» DATASET RECORDS

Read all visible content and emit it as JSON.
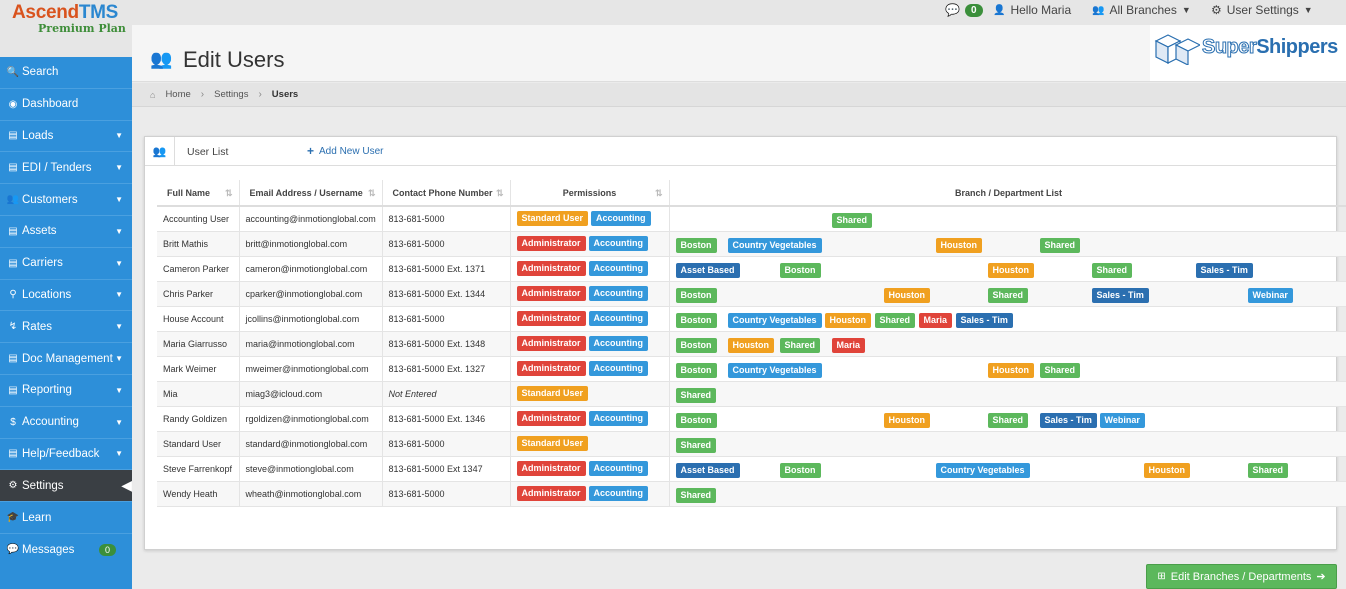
{
  "app": {
    "logo_main": "Ascend",
    "logo_tms": "TMS",
    "plan": "Premium Plan"
  },
  "topbar": {
    "messages_count": "0",
    "greeting": "Hello Maria",
    "branches": "All Branches",
    "user_settings": "User Settings"
  },
  "sidebar": {
    "items": [
      {
        "label": "Search",
        "icon": "search-icon",
        "glyph": "🔍",
        "caret": false
      },
      {
        "label": "Dashboard",
        "icon": "dashboard-icon",
        "glyph": "◉",
        "caret": false
      },
      {
        "label": "Loads",
        "icon": "list-icon",
        "glyph": "▤",
        "caret": true
      },
      {
        "label": "EDI / Tenders",
        "icon": "list-icon",
        "glyph": "▤",
        "caret": true
      },
      {
        "label": "Customers",
        "icon": "users-icon",
        "glyph": "👥",
        "caret": true
      },
      {
        "label": "Assets",
        "icon": "list-icon",
        "glyph": "▤",
        "caret": true
      },
      {
        "label": "Carriers",
        "icon": "list-icon",
        "glyph": "▤",
        "caret": true
      },
      {
        "label": "Locations",
        "icon": "map-marker-icon",
        "glyph": "⚲",
        "caret": true
      },
      {
        "label": "Rates",
        "icon": "rates-icon",
        "glyph": "↯",
        "caret": true
      },
      {
        "label": "Doc Management",
        "icon": "document-icon",
        "glyph": "▤",
        "caret": true
      },
      {
        "label": "Reporting",
        "icon": "document-icon",
        "glyph": "▤",
        "caret": true
      },
      {
        "label": "Accounting",
        "icon": "dollar-icon",
        "glyph": "$",
        "caret": true
      },
      {
        "label": "Help/Feedback",
        "icon": "document-icon",
        "glyph": "▤",
        "caret": true
      },
      {
        "label": "Settings",
        "icon": "gear-icon",
        "glyph": "⚙",
        "caret": false,
        "active": true
      },
      {
        "label": "Learn",
        "icon": "graduation-icon",
        "glyph": "🎓",
        "caret": false
      },
      {
        "label": "Messages",
        "icon": "comment-icon",
        "glyph": "💬",
        "caret": false,
        "badge": "0"
      }
    ]
  },
  "page": {
    "title": "Edit Users"
  },
  "brand": {
    "part1": "Super",
    "part2": "Shippers"
  },
  "breadcrumb": {
    "home": "Home",
    "settings": "Settings",
    "current": "Users"
  },
  "panel": {
    "title": "User List",
    "add_user": "Add New User",
    "columns": [
      "Full Name",
      "Email Address / Username",
      "Contact Phone Number",
      "Permissions",
      "Branch / Department List"
    ],
    "rows": [
      {
        "name": "Accounting User",
        "email": "accounting@inmotionglobal.com",
        "phone": "813-681-5000",
        "perms": [
          {
            "label": "Standard User",
            "color": "#f0a020"
          },
          {
            "label": "Accounting",
            "color": "#3498db"
          }
        ],
        "branches": [
          {
            "label": "Shared",
            "color": "#5cb85c",
            "col": 3
          }
        ]
      },
      {
        "name": "Britt Mathis",
        "email": "britt@inmotionglobal.com",
        "phone": "813-681-5000",
        "perms": [
          {
            "label": "Administrator",
            "color": "#e0443a"
          },
          {
            "label": "Accounting",
            "color": "#3498db"
          }
        ],
        "branches": [
          {
            "label": "Boston",
            "color": "#5cb85c",
            "col": 0
          },
          {
            "label": "Country Vegetables",
            "color": "#3498db",
            "col": 1
          },
          {
            "label": "Houston",
            "color": "#f0a020",
            "col": 5
          },
          {
            "label": "Shared",
            "color": "#5cb85c",
            "col": 7
          }
        ]
      },
      {
        "name": "Cameron Parker",
        "email": "cameron@inmotionglobal.com",
        "phone": "813-681-5000 Ext. 1371",
        "perms": [
          {
            "label": "Administrator",
            "color": "#e0443a"
          },
          {
            "label": "Accounting",
            "color": "#3498db"
          }
        ],
        "branches": [
          {
            "label": "Asset Based",
            "color": "#2b6fb0",
            "col": 0
          },
          {
            "label": "Boston",
            "color": "#5cb85c",
            "col": 2
          },
          {
            "label": "Houston",
            "color": "#f0a020",
            "col": 6
          },
          {
            "label": "Shared",
            "color": "#5cb85c",
            "col": 8
          },
          {
            "label": "Sales - Tim",
            "color": "#2b6fb0",
            "col": 10
          }
        ]
      },
      {
        "name": "Chris Parker",
        "email": "cparker@inmotionglobal.com",
        "phone": "813-681-5000 Ext. 1344",
        "perms": [
          {
            "label": "Administrator",
            "color": "#e0443a"
          },
          {
            "label": "Accounting",
            "color": "#3498db"
          }
        ],
        "branches": [
          {
            "label": "Boston",
            "color": "#5cb85c",
            "col": 0
          },
          {
            "label": "Houston",
            "color": "#f0a020",
            "col": 4
          },
          {
            "label": "Shared",
            "color": "#5cb85c",
            "col": 6
          },
          {
            "label": "Sales - Tim",
            "color": "#2b6fb0",
            "col": 8
          },
          {
            "label": "Webinar",
            "color": "#3498db",
            "col": 11
          }
        ]
      },
      {
        "name": "House Account",
        "email": "jcollins@inmotionglobal.com",
        "phone": "813-681-5000",
        "perms": [
          {
            "label": "Administrator",
            "color": "#e0443a"
          },
          {
            "label": "Accounting",
            "color": "#3498db"
          }
        ],
        "branches": [
          {
            "label": "Boston",
            "color": "#5cb85c",
            "col": 0
          },
          {
            "label": "Country Vegetables",
            "color": "#3498db",
            "col": 1
          },
          {
            "label": "Houston",
            "color": "#f0a020",
            "col": 2
          },
          {
            "label": "Shared",
            "color": "#5cb85c",
            "col": 3
          },
          {
            "label": "Maria",
            "color": "#e0443a",
            "col": 4
          },
          {
            "label": "Sales - Tim",
            "color": "#2b6fb0",
            "col": 5
          }
        ]
      },
      {
        "name": "Maria Giarrusso",
        "email": "maria@inmotionglobal.com",
        "phone": "813-681-5000 Ext. 1348",
        "perms": [
          {
            "label": "Administrator",
            "color": "#e0443a"
          },
          {
            "label": "Accounting",
            "color": "#3498db"
          }
        ],
        "branches": [
          {
            "label": "Boston",
            "color": "#5cb85c",
            "col": 0
          },
          {
            "label": "Houston",
            "color": "#f0a020",
            "col": 1
          },
          {
            "label": "Shared",
            "color": "#5cb85c",
            "col": 2
          },
          {
            "label": "Maria",
            "color": "#e0443a",
            "col": 3
          }
        ]
      },
      {
        "name": "Mark Weimer",
        "email": "mweimer@inmotionglobal.com",
        "phone": "813-681-5000 Ext. 1327",
        "perms": [
          {
            "label": "Administrator",
            "color": "#e0443a"
          },
          {
            "label": "Accounting",
            "color": "#3498db"
          }
        ],
        "branches": [
          {
            "label": "Boston",
            "color": "#5cb85c",
            "col": 0
          },
          {
            "label": "Country Vegetables",
            "color": "#3498db",
            "col": 1
          },
          {
            "label": "Houston",
            "color": "#f0a020",
            "col": 6
          },
          {
            "label": "Shared",
            "color": "#5cb85c",
            "col": 7
          }
        ]
      },
      {
        "name": "Mia",
        "email": "miag3@icloud.com",
        "phone": "Not Entered",
        "phone_missing": true,
        "perms": [
          {
            "label": "Standard User",
            "color": "#f0a020"
          }
        ],
        "branches": [
          {
            "label": "Shared",
            "color": "#5cb85c",
            "col": 0
          }
        ]
      },
      {
        "name": "Randy Goldizen",
        "email": "rgoldizen@inmotionglobal.com",
        "phone": "813-681-5000 Ext. 1346",
        "perms": [
          {
            "label": "Administrator",
            "color": "#e0443a"
          },
          {
            "label": "Accounting",
            "color": "#3498db"
          }
        ],
        "branches": [
          {
            "label": "Boston",
            "color": "#5cb85c",
            "col": 0
          },
          {
            "label": "Houston",
            "color": "#f0a020",
            "col": 4
          },
          {
            "label": "Shared",
            "color": "#5cb85c",
            "col": 6
          },
          {
            "label": "Sales - Tim",
            "color": "#2b6fb0",
            "col": 7
          },
          {
            "label": "Webinar",
            "color": "#3498db",
            "col": 8
          }
        ]
      },
      {
        "name": "Standard User",
        "email": "standard@inmotionglobal.com",
        "phone": "813-681-5000",
        "perms": [
          {
            "label": "Standard User",
            "color": "#f0a020"
          }
        ],
        "branches": [
          {
            "label": "Shared",
            "color": "#5cb85c",
            "col": 0
          }
        ]
      },
      {
        "name": "Steve Farrenkopf",
        "email": "steve@inmotionglobal.com",
        "phone": "813-681-5000 Ext 1347",
        "perms": [
          {
            "label": "Administrator",
            "color": "#e0443a"
          },
          {
            "label": "Accounting",
            "color": "#3498db"
          }
        ],
        "branches": [
          {
            "label": "Asset Based",
            "color": "#2b6fb0",
            "col": 0
          },
          {
            "label": "Boston",
            "color": "#5cb85c",
            "col": 2
          },
          {
            "label": "Country Vegetables",
            "color": "#3498db",
            "col": 5
          },
          {
            "label": "Houston",
            "color": "#f0a020",
            "col": 9
          },
          {
            "label": "Shared",
            "color": "#5cb85c",
            "col": 11
          }
        ]
      },
      {
        "name": "Wendy Heath",
        "email": "wheath@inmotionglobal.com",
        "phone": "813-681-5000",
        "perms": [
          {
            "label": "Administrator",
            "color": "#e0443a"
          },
          {
            "label": "Accounting",
            "color": "#3498db"
          }
        ],
        "branches": [
          {
            "label": "Shared",
            "color": "#5cb85c",
            "col": 0
          }
        ]
      }
    ]
  },
  "edit_branches_button": "Edit Branches / Departments"
}
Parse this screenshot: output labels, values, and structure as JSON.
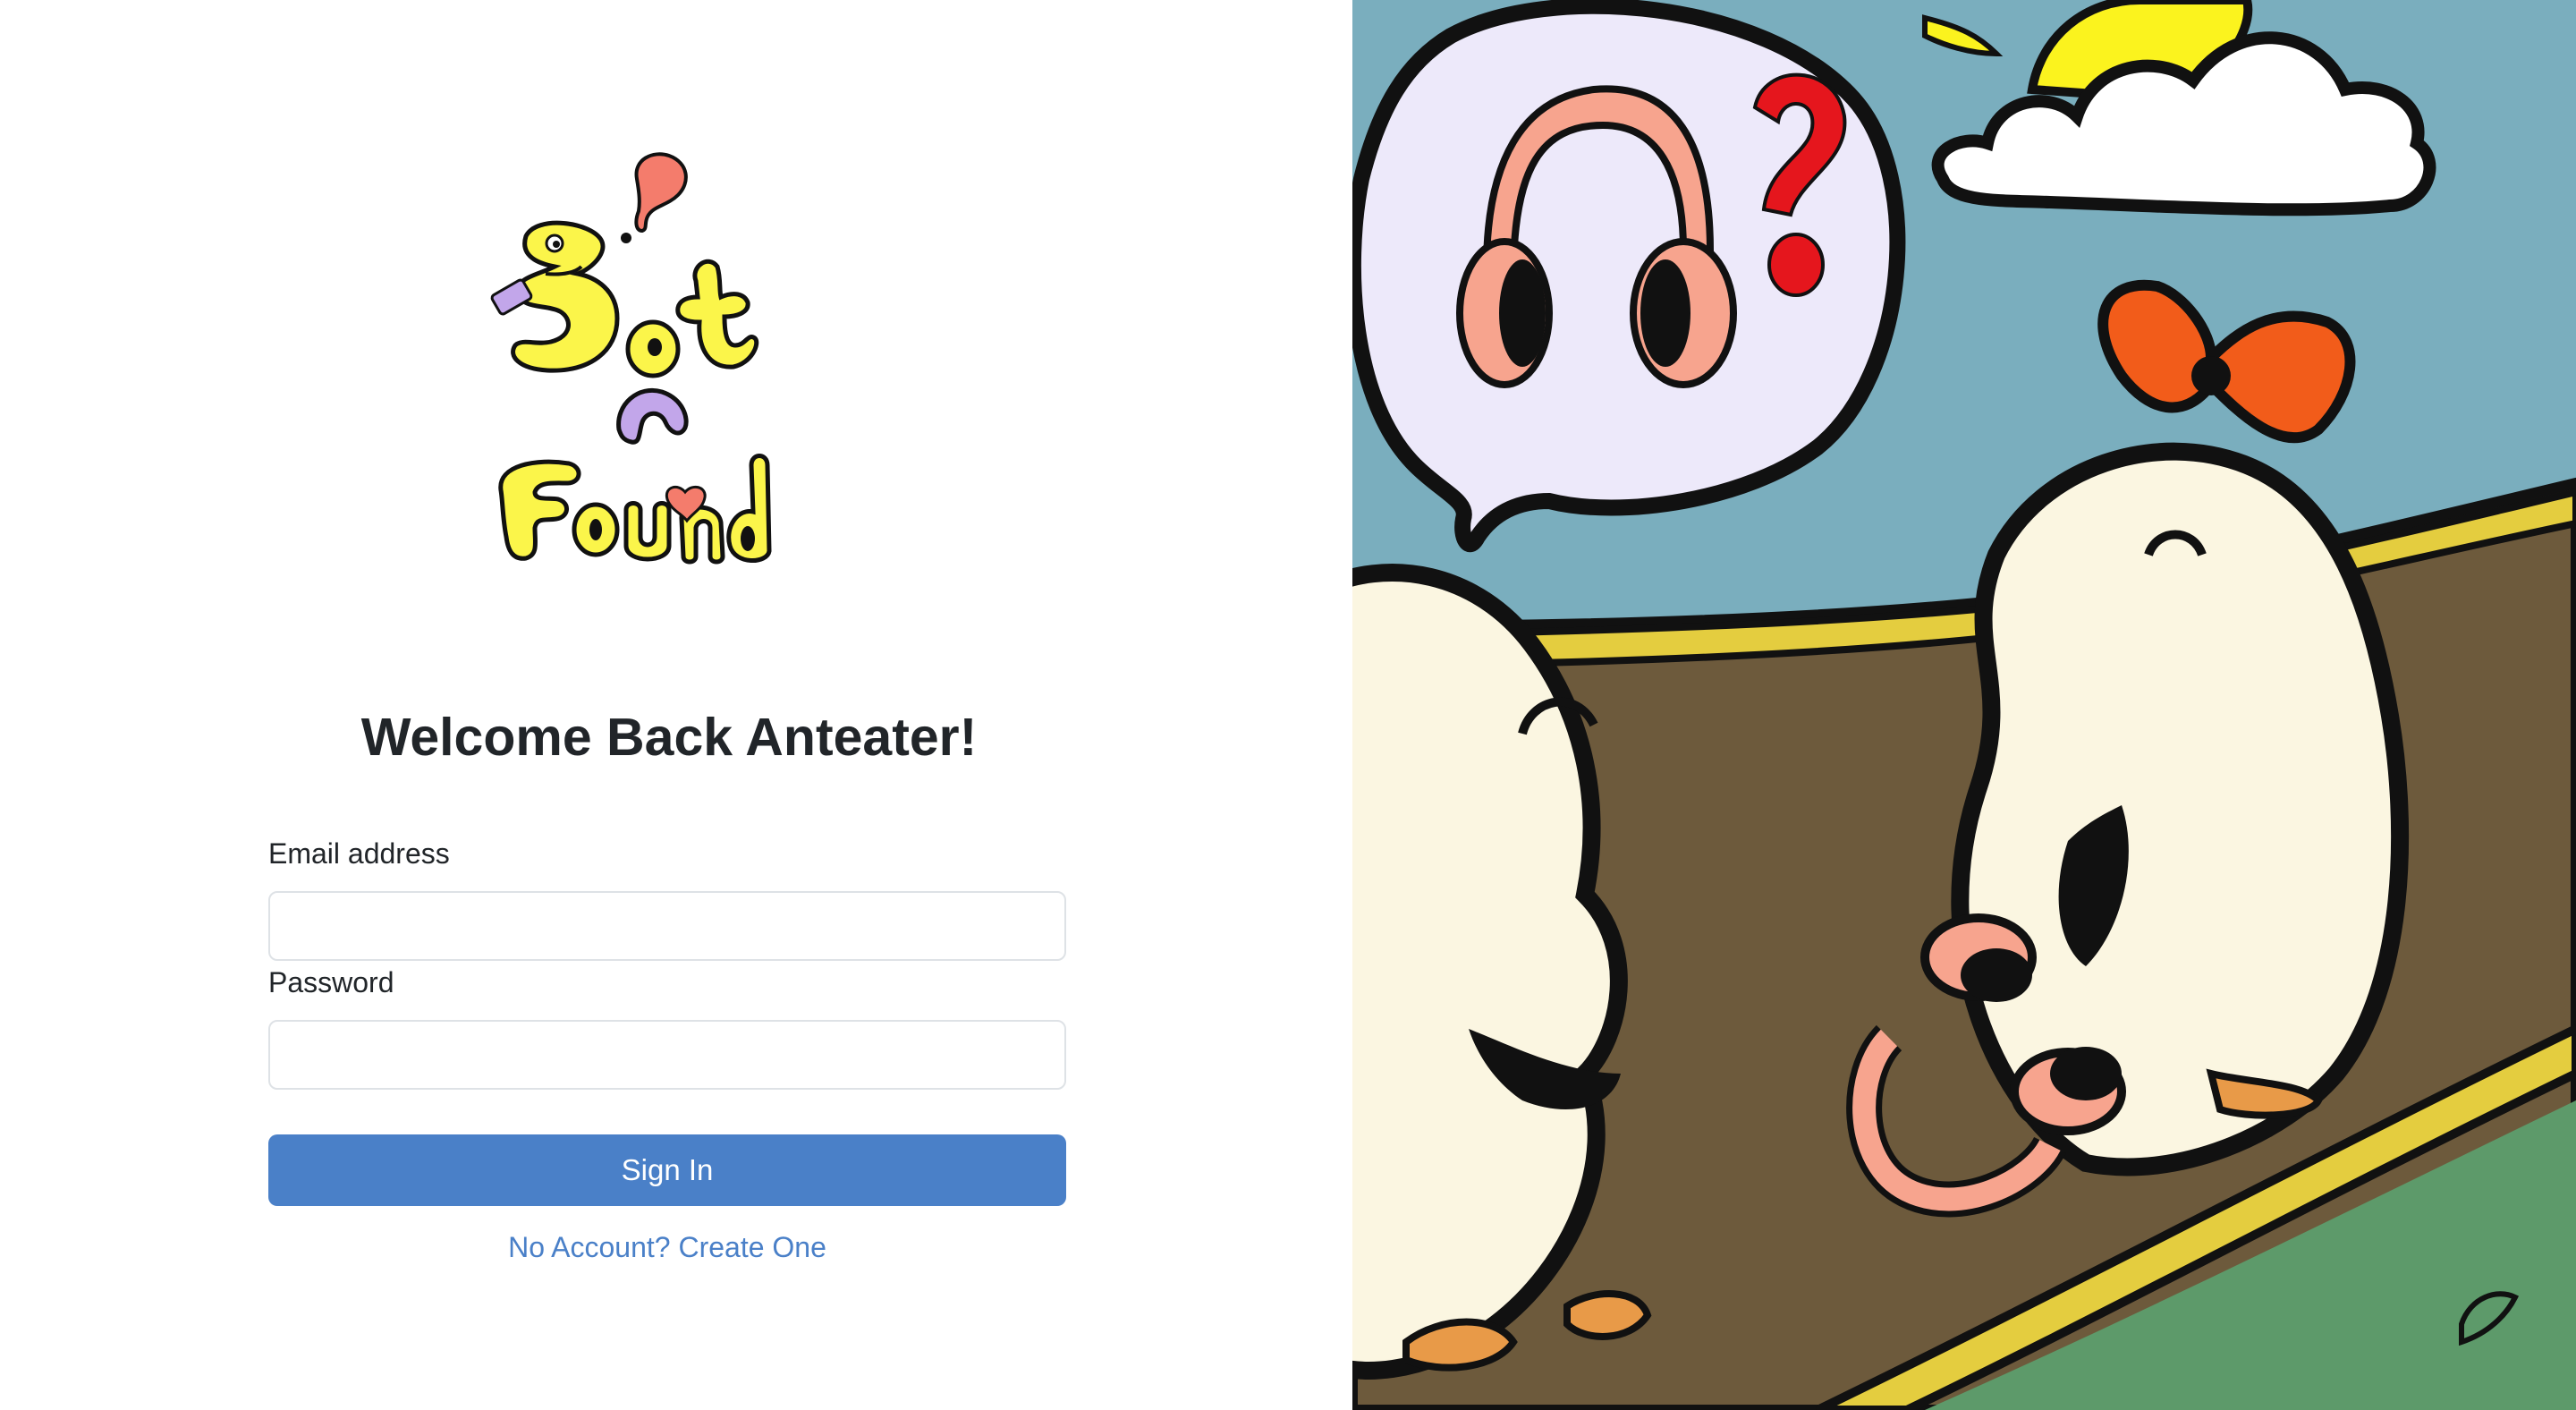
{
  "logo": {
    "name": "Lost n Found logo",
    "colors": {
      "letters": "#fbf54a",
      "bubble": "#f47c6c",
      "accent": "#c2a6ea",
      "heart": "#f47c6c"
    }
  },
  "login": {
    "title": "Welcome Back Anteater!",
    "email_label": "Email address",
    "email_value": "",
    "password_label": "Password",
    "password_value": "",
    "signin_label": "Sign In",
    "create_account_link": "No Account? Create One"
  },
  "colors": {
    "accent": "#4a80c8",
    "text": "#212529",
    "input_border": "#dee2e6"
  },
  "illustration": {
    "description_icons": [
      "headphones-icon",
      "question-mark-icon",
      "sun-icon",
      "cloud-icon"
    ],
    "colors": {
      "sky": "#7aaebe",
      "ground": "#6d5a3c",
      "path_edge": "#e4cd3f",
      "grass": "#5d9a6a",
      "character": "#fbf6e1",
      "headphones": "#f7a48e",
      "bow": "#f25c1a",
      "question_mark": "#e5161d",
      "sun": "#fbf31e"
    }
  }
}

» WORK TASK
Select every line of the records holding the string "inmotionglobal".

» RESULT OF THIS TASK
        "email": "accounting@inmotionglobal.com",
        "email": "britt@inmotionglobal.com",
        "email": "cameron@inmotionglobal.com",
        "email": "cparker@inmotionglobal.com",
        "email": "jcollins@inmotionglobal.com",
        "email": "maria@inmotionglobal.com",
        "email": "mweimer@inmotionglobal.com",
        "email": "rgoldizen@inmotionglobal.com",
        "email": "standard@inmotionglobal.com",
        "email": "steve@inmotionglobal.com",
        "email": "wheath@inmotionglobal.com",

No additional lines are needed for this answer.